Available data:
══════════

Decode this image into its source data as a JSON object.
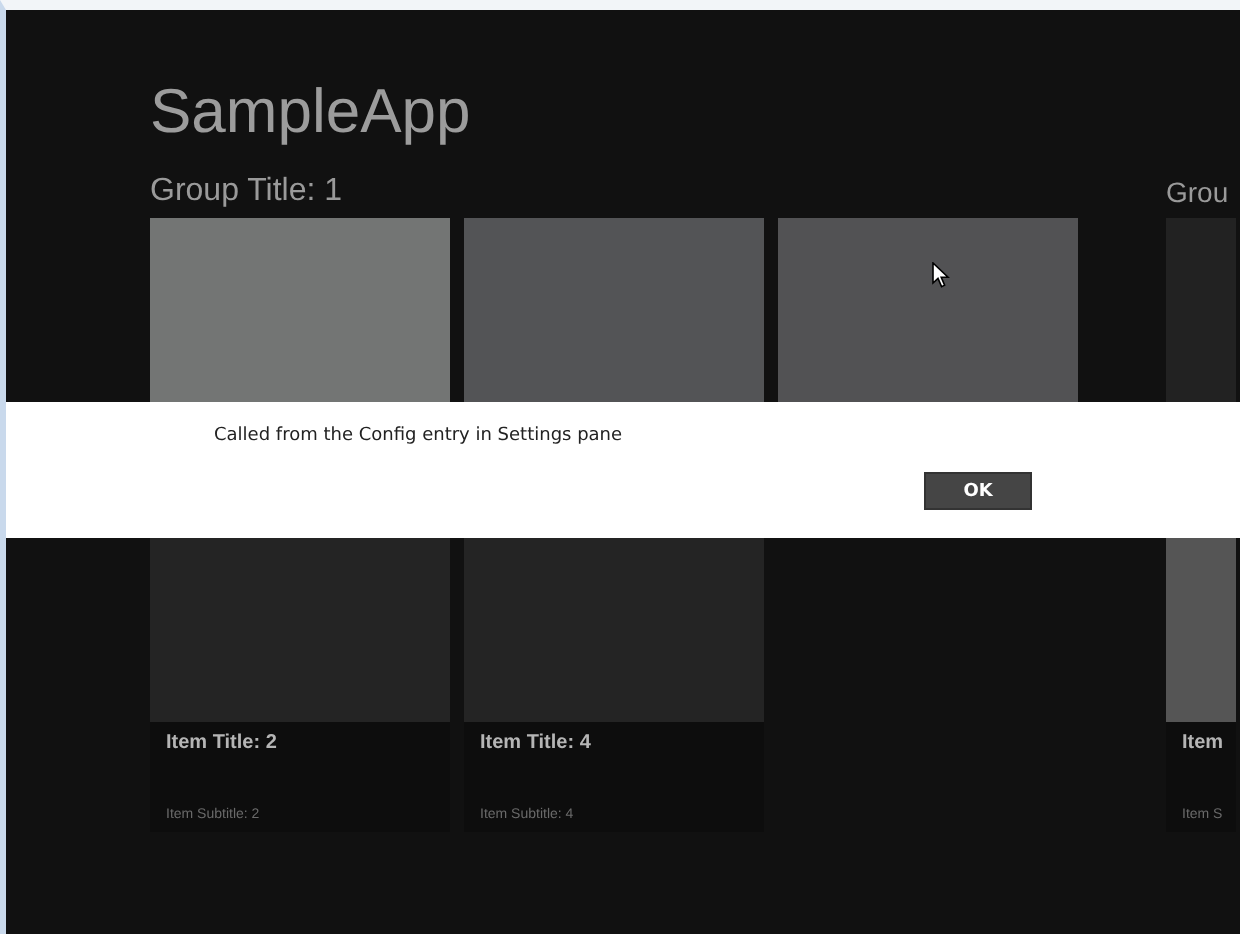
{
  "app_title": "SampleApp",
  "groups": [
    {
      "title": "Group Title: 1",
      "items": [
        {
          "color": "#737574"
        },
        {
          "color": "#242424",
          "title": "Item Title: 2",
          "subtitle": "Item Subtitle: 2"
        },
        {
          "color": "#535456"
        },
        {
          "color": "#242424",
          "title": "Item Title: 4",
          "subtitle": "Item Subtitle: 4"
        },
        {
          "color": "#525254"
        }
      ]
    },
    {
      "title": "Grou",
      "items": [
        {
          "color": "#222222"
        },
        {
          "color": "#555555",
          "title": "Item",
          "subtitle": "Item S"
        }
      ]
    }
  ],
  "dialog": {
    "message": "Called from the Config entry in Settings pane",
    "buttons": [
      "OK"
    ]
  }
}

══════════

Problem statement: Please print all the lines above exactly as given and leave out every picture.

Answer to the problem:
Decode this image into its source data as a JSON object.
{
  "app_title": "SampleApp",
  "groups": [
    {
      "title": "Group Title: 1",
      "items": [
        {
          "color": "#737574"
        },
        {
          "color": "#242424",
          "title": "Item Title: 2",
          "subtitle": "Item Subtitle: 2"
        },
        {
          "color": "#535456"
        },
        {
          "color": "#242424",
          "title": "Item Title: 4",
          "subtitle": "Item Subtitle: 4"
        },
        {
          "color": "#525254"
        }
      ]
    },
    {
      "title": "Grou",
      "items": [
        {
          "color": "#222222"
        },
        {
          "color": "#555555",
          "title": "Item",
          "subtitle": "Item S"
        }
      ]
    }
  ],
  "dialog": {
    "message": "Called from the Config entry in Settings pane",
    "buttons": [
      "OK"
    ]
  }
}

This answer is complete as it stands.